City officials are seeking state funding to lay artificial turf at the Centennial complex and to increase the number of fields to eight.
"We're going to recommend to the council that they approve $2 million for the project," said Williams. "That will solve some of our problems, because the fields can be used seven days a week and at night with improved lighting."
Some adult teams and teams from Santa Ana Youth Soccer United are forced to play on fields in other cities. Ignacio Rivera, president of the group--composed of 10 leagues--said the youth teams are allowed to play at local schools and schools in other cities for free.
Chavez said city officials hope to reach an agreement with the Santa Ana Unified School District for the use of additional fields for both adult and youth teams.
"If that happens, it will be a big help," said association President Ramirez. "There are enough school fields available to accommodate all adult and youth teams."
Rivera, who has been involved with youth soccer for 12 years, said league officials also are seeking more sponsors for the youth leagues.
"Our kids come from immigrant families who don't have a lot of money," Rivera said. "Our registration fee is only $5, and that covers insurance. But the kids also have to bring money to each game to pay the referees and to stripe the field. Many of them can barely afford to buy cleats."
Adult teams also pay referees and hourly fees to use the field. To defray costs, some leagues charge $3 admission to games played on Sunday at Centennial Park.
Williams said that he does not like the idea of charging admission, but the practice is permitted under the agreement between the city and leagues.
"There's not too much of that happening, but I understand that they're trying to recover their costs," Williams said. "The leagues bring in well-known teams from Mexico to play against local teams, and they have to pay the Mexican team's expenses."
The city charges up to $120 per hour to use fields for night games, he said. Daytime fees range from $20 to $50 per hour.
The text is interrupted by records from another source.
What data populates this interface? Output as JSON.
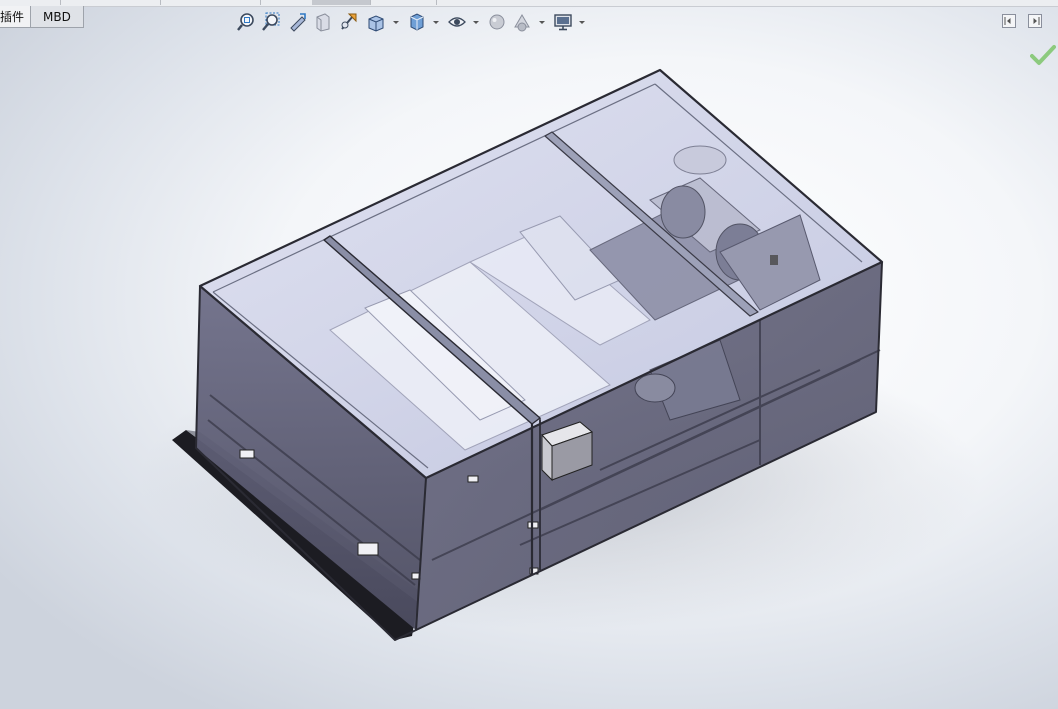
{
  "tabs": [
    {
      "label": "插件"
    },
    {
      "label": "MBD"
    }
  ],
  "heads_up_toolbar": [
    "zoom-to-fit-icon",
    "zoom-to-area-icon",
    "previous-view-icon",
    "section-view-icon",
    "dynamic-annotation-icon",
    "view-orientation-icon",
    "display-style-icon",
    "hide-show-items-icon",
    "edit-appearance-icon",
    "apply-scene-icon",
    "view-settings-icon"
  ],
  "colors": {
    "accent_check": "#7dc46a",
    "glass_top": "#c9cde4",
    "glass_side_dark": "#5a5a72",
    "frame_line": "#2a2a33"
  }
}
"That can add up for the leagues," Williams said. "The city takes a percentage of the gate whenever admission is charged, but there have been times when I've had to forgive the city's share or forgive some of the fees to help them out. The bottom line is . . . benefits to our citizens have made this a better place to live."